He enjoys time with everyone, but if we spend one-on-one time, he wants to be learning or doing something more active. So we go on walks, workout, swim, or do projects together. He will go on talking forever, so reeling him in to think about the deeper things is most important. 

When he has this time to verbally process as the extrovert he is, he’s much more settled and present in who he is. His love languages are definitely quality time and gifts. If he gets surprised with his favorite snack, soft drink, or something to just say I thought of you, he’s on Cloud 9.

Connecting ideas for parents and kids

Each of our children is in different places with different needs, and I’m sure yours are too! With multiple kids, finding the activities that all our kids want to do is not always easy, especially in the teen years.

We can always ask them, but sometimes it takes us noticing what matters to them to help create intentional moments. The key is finding activities that will both invigorate them and fill their cup.

When your kids are young, all it might take is a trip to the park, bubbles, chalk, or getting ice cream to spark their joy. This still works for us from time to time, but as my kids have gotten older, it’s about making the most of the time. I’ve learned that when we spend intentional time with our children, we learn more about who they are as we make space for them to share their thoughts. 

Don’t forget to let your kids ask you questions and share! 

As a therapist, I’ve learned to create a non-judgmental space to let my children explore who they are freely and to guide them where they’re at. I give them agency and autonomy by validating how they’re feeling and reflecting back what they’ve said. 

Sometimes all it takes is one statement- “Tell me your thoughts on that.” And we will learn more about their world, their perspective, their feelings, and their needs. 

  • If all else fails, a themed movie night will do the trick. Take a trip to the store, get their favorite snacks, and snuggle up.
  • Pick a song for the season, moment, or each child, and dance your hearts out.
  • Or go outside and play flashlight tag or capture the glow stick.

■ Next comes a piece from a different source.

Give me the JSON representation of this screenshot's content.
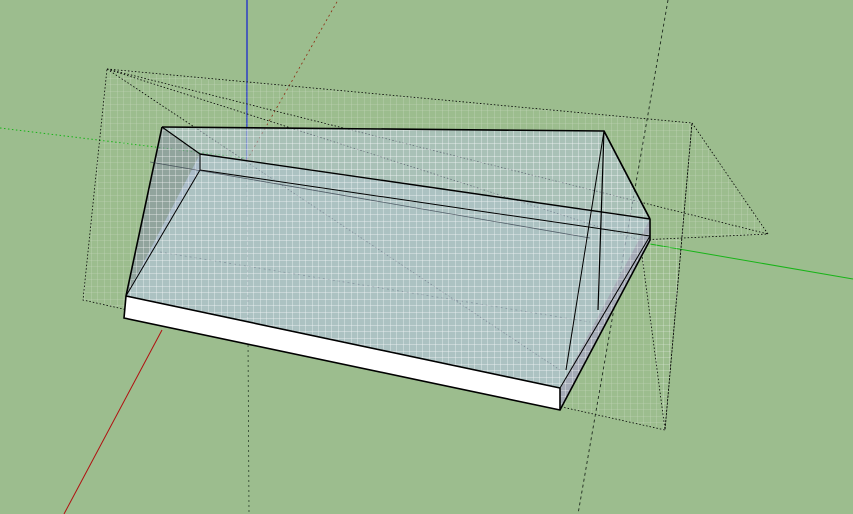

Building lasting connections with our children requires knowing them, learning their personalities (love languages, emotions, learning styles, needs, etc.) and letting them know we love who they are. 

Our Father in Heaven knows every hair on our heads. He knows us, and He loves us. He’s created a world for us to explore and enjoy. He’s given us senses and emotions to take it in and find meaning in the beauty of it. We can show our children how to do this and create a life of present moments and lasting memories. 

So climb mountains. Go to the theme park. Make messy art. Jump into the cold pool. Get in on the driveway basketball game (even if you can’t play). Hold them, hug them, support and join them in their hobbies, and laugh. Play and make life with your kids an adventure in whatever capacity and ways work for you. 

Savor this and don’t miss it. You will never regret making meaningful memories with your children.